                The evening was a lot of fun and I prefer any form of tasting in a social environment. But what have I learnt? Certainly, the first pairing of the evening was the best and there were others that didn’t work so well, so we know that complementing beer with food has to be done meticulously. But truthfully I think the night just served to prove that it’s not something I’ll ever be overly concerned by. I’m not a heathen, I love everything to do with beer tasting, this just isn’t an area I find myself worried about because I rarely have beer at mealtimes. Maybe I need further educating and if any similar evenings are occurring I’ll be sure to go until I’m smart enough. I recommend you do the same just for the enjoyment if nothing else.


Popular posts from this blog

"They Had Their Issues, So..."

      There’s a set of garages to rent as storage units near my workplace. One of them is taken by a local florist that uses it to store flower arrangements for various events, that are more often than not funerals.   As such, at least once a week at 8am I will pass a car being loaded up with flowers arranged into heart shaped patterns or the letters M U M. It is a grounding reminder that, as I mentally grumble my way through the upcoming arbitrary grievances of my ordinary working day, a group of family and friends locally is going through the hardest time. It provides much needed perspective on days when I could do with being reminded of all that I have to be thankful for.   These little moments explain to me why it is possible for us to share a communal loss when a celebrity passes away. Grief is often a personal and lonely experience, shared between a minority of people in your life. When a co-worker loses a relative or friend, it has little affect on me, bar signing of

The Ten Pubs That Made Me - Part 3: Dr Okell's / My Foley's Tap House and Leeds

A pint in Mr Foley's Tap House from December 2022     This is Part 3 (the fourth post) of an ongoing project. Please see the beginning of Part 0 for details.    Come the end of this journey, there may be a lesson in procrastination that I am unlikely to heed.
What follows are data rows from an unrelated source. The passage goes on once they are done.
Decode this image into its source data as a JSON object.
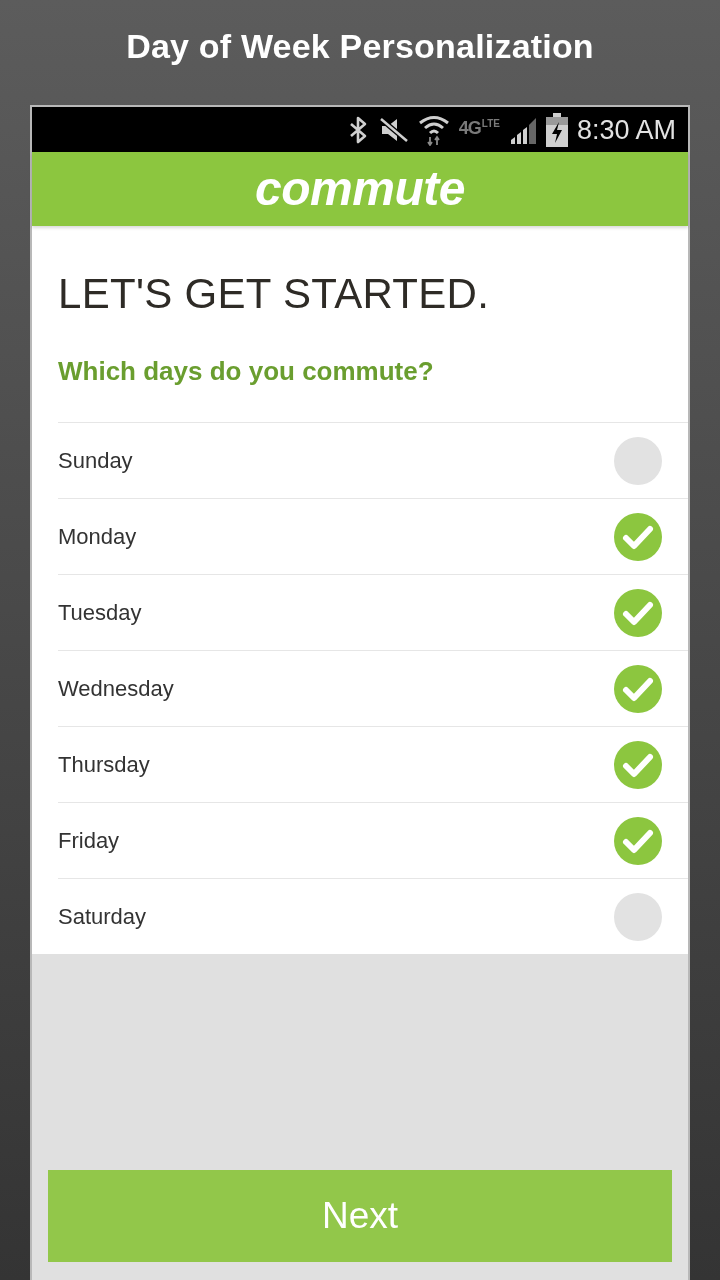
{
  "header_title": "Day of Week Personalization",
  "status_bar": {
    "network": "4G",
    "network_sub": "LTE",
    "time": "8:30 AM"
  },
  "app_bar": {
    "title": "commute"
  },
  "page": {
    "heading": "LET'S GET STARTED.",
    "question": "Which days do you commute?"
  },
  "days": [
    {
      "label": "Sunday",
      "checked": false
    },
    {
      "label": "Monday",
      "checked": true
    },
    {
      "label": "Tuesday",
      "checked": true
    },
    {
      "label": "Wednesday",
      "checked": true
    },
    {
      "label": "Thursday",
      "checked": true
    },
    {
      "label": "Friday",
      "checked": true
    },
    {
      "label": "Saturday",
      "checked": false
    }
  ],
  "next_button": {
    "label": "Next"
  }
}
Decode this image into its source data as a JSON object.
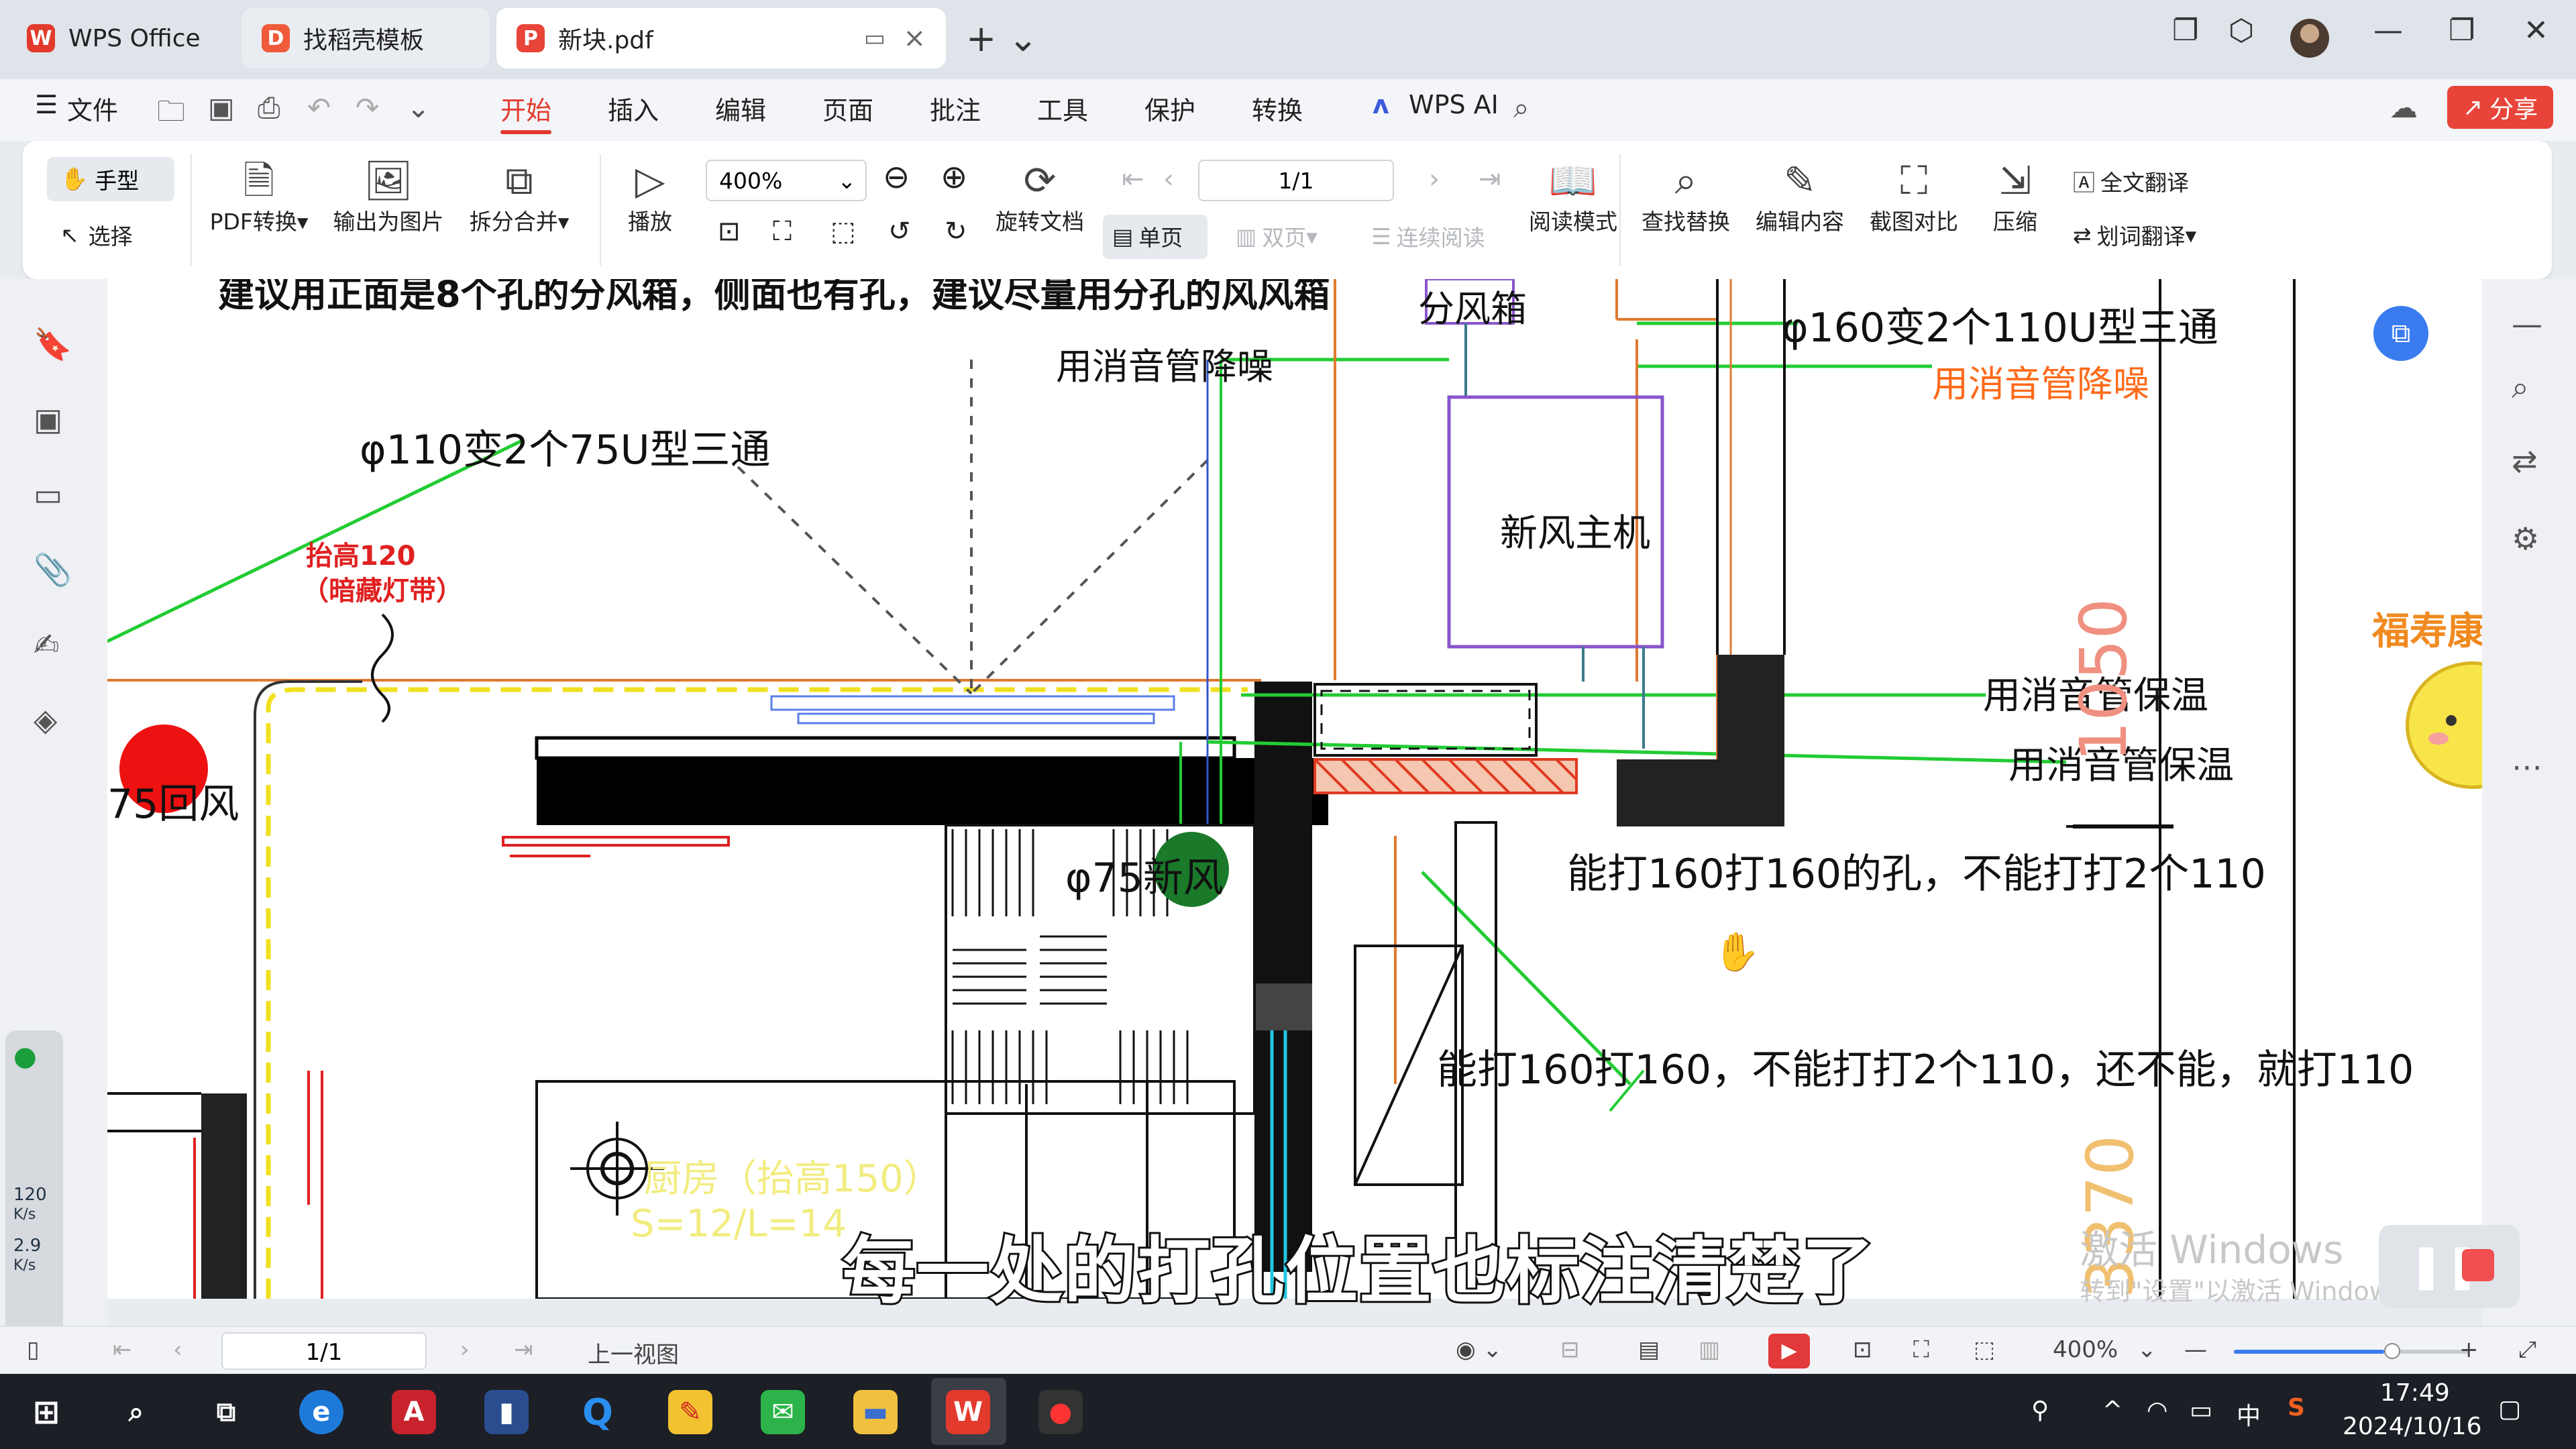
{
  "tabs": {
    "wps_office": "WPS Office",
    "template": "找稻壳模板",
    "document": "新块.pdf"
  },
  "menu": {
    "file": "文件",
    "items": [
      "开始",
      "插入",
      "编辑",
      "页面",
      "批注",
      "工具",
      "保护",
      "转换"
    ],
    "wps_ai": "WPS AI",
    "share": "分享"
  },
  "ribbon": {
    "hand": "手型",
    "select": "选择",
    "pdf_convert": "PDF转换",
    "export_image": "输出为图片",
    "split_merge": "拆分合并",
    "play": "播放",
    "zoom": "400%",
    "rotate_doc": "旋转文档",
    "single_page": "单页",
    "double_page": "双页",
    "continuous": "连续阅读",
    "page": "1/1",
    "read_mode": "阅读模式",
    "find_replace": "查找替换",
    "edit_content": "编辑内容",
    "screenshot_compare": "截图对比",
    "compress": "压缩",
    "full_translate": "全文翻译",
    "word_translate": "划词翻译"
  },
  "drawing": {
    "top_cut": "建议用正面是8个孔的分风箱，侧面也有孔，建议尽量用分孔的风风箱",
    "fan_box": "分风箱",
    "silencer_1": "用消音管降噪",
    "reducer_110": "φ110变2个75U型三通",
    "reducer_160": "φ160变2个110U型三通",
    "silencer_2": "用消音管降噪",
    "lift_120": "抬高120",
    "hidden_light": "（暗藏灯带）",
    "unit": "新风主机",
    "insulation_1": "用消音管保温",
    "insulation_2": "用消音管保温",
    "return_air": "75回风",
    "fresh_air": "φ75新风",
    "hole_note_1": "能打160打160的孔，不能打打2个110",
    "hole_note_2": "能打160打160，不能打打2个110，还不能，就打110",
    "kitchen": "厨房（抬高150）",
    "kitchen_size": "S=12/L=14",
    "dim_1": "1050",
    "dim_2": "3370",
    "subtitle": "每一处的打孔位置也标注清楚了",
    "watermark_1": "激活 Windows",
    "watermark_2": "转到\"设置\"以激活 Windows。",
    "sticker": "福寿康柠"
  },
  "network": {
    "up": "120",
    "up_unit": "K/s",
    "down": "2.9",
    "down_unit": "K/s"
  },
  "statusbar": {
    "page": "1/1",
    "prev_view": "上一视图",
    "zoom": "400%",
    "zoom_fraction": 0.64
  },
  "taskbar": {
    "time": "17:49",
    "date": "2024/10/16",
    "ime": "中"
  }
}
These posts stem from a list that I made three years ago and a series that I embarked on 18 months ago. We’ve only now reached a 30% completion rate and with this post we are back to fail for the second time.   This odyssey began with a trip to Mr Foley’s Tap House in February 2022 – named Dr Okell’s bar on my first visits in 2005 – only to discover that it was closed. It did reopen by the time that the post was coming out and I managed a brief visit in December 2022. However, my July 1 st 2023 trip to Leeds, on which this post is based, is met with this sign at the door of the bar:      A quick check of social media shows an Instagram post from the day before (June 30 th ) announcing the closure of the

LIVERPOOL - the City that Craft Beer Forgot Part II (and found...)

After visiting Liverpool, one of my favourite cities, in February this year, and not impressing people with my rather hasty but honest verdict on the city’s lack of craft beer, I jumped at the chance to return last week and hoped to come out with a more attractive judgement. A couple of friends and I visited on a day out, with neither of them having been drinking in the city before. It was left to me – or rather, I volunteered – to plan the day’s itinerary and places to visit. I had a couple of new or unvisited places in mind myself, but knew it would be unfair to miss out on some of the city’s famous gems. With around 10-12 hours in which to fit in an entire city, I opted to concentrate on the famous Georgian Quarter and see if we had time for the Dale Street end later on.    We planned to arrive in the city for around 11a.m. just in time to walk up Mount Pleasant to the new-on-me, though I believe it has been opened three years, Clove Hitch on Hope Street for breakfast.